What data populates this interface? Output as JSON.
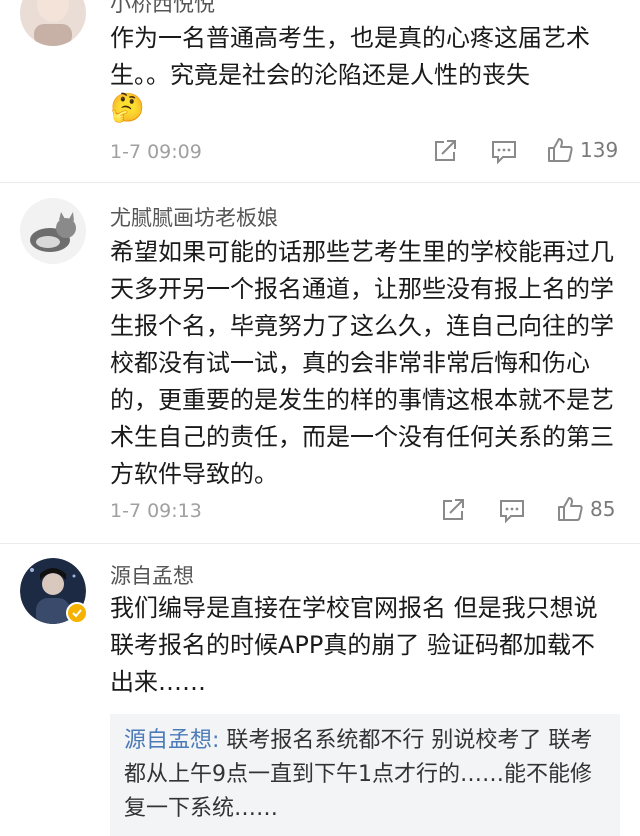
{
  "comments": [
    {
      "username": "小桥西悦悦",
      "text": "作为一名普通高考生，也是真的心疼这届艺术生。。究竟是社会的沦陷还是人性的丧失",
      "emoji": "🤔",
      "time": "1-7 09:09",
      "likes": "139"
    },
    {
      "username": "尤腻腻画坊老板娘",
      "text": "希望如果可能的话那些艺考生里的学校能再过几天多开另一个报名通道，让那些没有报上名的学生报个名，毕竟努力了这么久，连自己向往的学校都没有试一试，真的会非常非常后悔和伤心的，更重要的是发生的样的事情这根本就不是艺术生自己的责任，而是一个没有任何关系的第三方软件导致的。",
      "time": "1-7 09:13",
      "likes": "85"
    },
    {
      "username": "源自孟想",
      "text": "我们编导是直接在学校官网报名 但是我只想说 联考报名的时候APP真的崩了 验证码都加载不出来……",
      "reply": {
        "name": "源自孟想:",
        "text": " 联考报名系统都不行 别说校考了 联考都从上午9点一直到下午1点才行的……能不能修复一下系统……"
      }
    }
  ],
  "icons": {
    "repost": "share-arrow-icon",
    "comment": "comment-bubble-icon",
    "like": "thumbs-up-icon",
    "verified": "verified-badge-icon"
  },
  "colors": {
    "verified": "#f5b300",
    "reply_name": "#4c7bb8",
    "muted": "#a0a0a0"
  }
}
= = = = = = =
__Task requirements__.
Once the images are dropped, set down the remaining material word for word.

__Completed task__.
What data populates this interface? Output as JSON.
{
  "comments": [
    {
      "username": "小桥西悦悦",
      "text": "作为一名普通高考生，也是真的心疼这届艺术生。。究竟是社会的沦陷还是人性的丧失",
      "emoji": "🤔",
      "time": "1-7 09:09",
      "likes": "139"
    },
    {
      "username": "尤腻腻画坊老板娘",
      "text": "希望如果可能的话那些艺考生里的学校能再过几天多开另一个报名通道，让那些没有报上名的学生报个名，毕竟努力了这么久，连自己向往的学校都没有试一试，真的会非常非常后悔和伤心的，更重要的是发生的样的事情这根本就不是艺术生自己的责任，而是一个没有任何关系的第三方软件导致的。",
      "time": "1-7 09:13",
      "likes": "85"
    },
    {
      "username": "源自孟想",
      "text": "我们编导是直接在学校官网报名 但是我只想说 联考报名的时候APP真的崩了 验证码都加载不出来……",
      "reply": {
        "name": "源自孟想:",
        "text": " 联考报名系统都不行 别说校考了 联考都从上午9点一直到下午1点才行的……能不能修复一下系统……"
      }
    }
  ],
  "icons": {
    "repost": "share-arrow-icon",
    "comment": "comment-bubble-icon",
    "like": "thumbs-up-icon",
    "verified": "verified-badge-icon"
  },
  "colors": {
    "verified": "#f5b300",
    "reply_name": "#4c7bb8",
    "muted": "#a0a0a0"
  }
}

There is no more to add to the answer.